-- Records shown follows --
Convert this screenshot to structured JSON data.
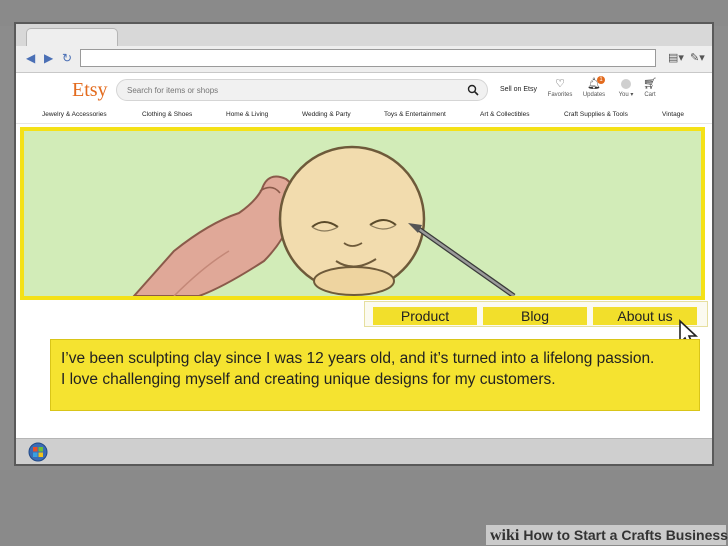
{
  "store": {
    "logo": "Etsy",
    "search_placeholder": "Search for items or shops",
    "sell_label": "Sell on Etsy",
    "header_icons": [
      {
        "icon": "heart-icon",
        "label": "Favorites"
      },
      {
        "icon": "bell-icon",
        "label": "Updates",
        "badge": "1"
      },
      {
        "icon": "user-icon",
        "label": "You ▾"
      },
      {
        "icon": "cart-icon",
        "label": "Cart"
      }
    ],
    "categories": [
      "Jewelry & Accessories",
      "Clothing & Shoes",
      "Home & Living",
      "Wedding & Party",
      "Toys & Entertainment",
      "Art & Collectibles",
      "Craft Supplies & Tools",
      "Vintage"
    ],
    "colors": {
      "logo": "#e36b1e",
      "hero_bg": "#d2ecb8",
      "highlight": "#f2df2b"
    }
  },
  "shop_nav": {
    "tabs": [
      "Product",
      "Blog",
      "About us"
    ]
  },
  "bio": {
    "line1": "I’ve been sculpting clay since I was 12 years old, and it’s turned into a lifelong passion.",
    "line2": "I love challenging myself and creating unique designs for my customers."
  },
  "watermark": {
    "brand": "wiki",
    "title": "How to Start a Crafts Business"
  }
}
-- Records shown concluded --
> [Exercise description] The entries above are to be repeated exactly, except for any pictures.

> [Answer to this task]
Convert this screenshot to structured JSON data.
{
  "store": {
    "logo": "Etsy",
    "search_placeholder": "Search for items or shops",
    "sell_label": "Sell on Etsy",
    "header_icons": [
      {
        "icon": "heart-icon",
        "label": "Favorites"
      },
      {
        "icon": "bell-icon",
        "label": "Updates",
        "badge": "1"
      },
      {
        "icon": "user-icon",
        "label": "You ▾"
      },
      {
        "icon": "cart-icon",
        "label": "Cart"
      }
    ],
    "categories": [
      "Jewelry & Accessories",
      "Clothing & Shoes",
      "Home & Living",
      "Wedding & Party",
      "Toys & Entertainment",
      "Art & Collectibles",
      "Craft Supplies & Tools",
      "Vintage"
    ],
    "colors": {
      "logo": "#e36b1e",
      "hero_bg": "#d2ecb8",
      "highlight": "#f2df2b"
    }
  },
  "shop_nav": {
    "tabs": [
      "Product",
      "Blog",
      "About us"
    ]
  },
  "bio": {
    "line1": "I’ve been sculpting clay since I was 12 years old, and it’s turned into a lifelong passion.",
    "line2": "I love challenging myself and creating unique designs for my customers."
  },
  "watermark": {
    "brand": "wiki",
    "title": "How to Start a Crafts Business"
  }
}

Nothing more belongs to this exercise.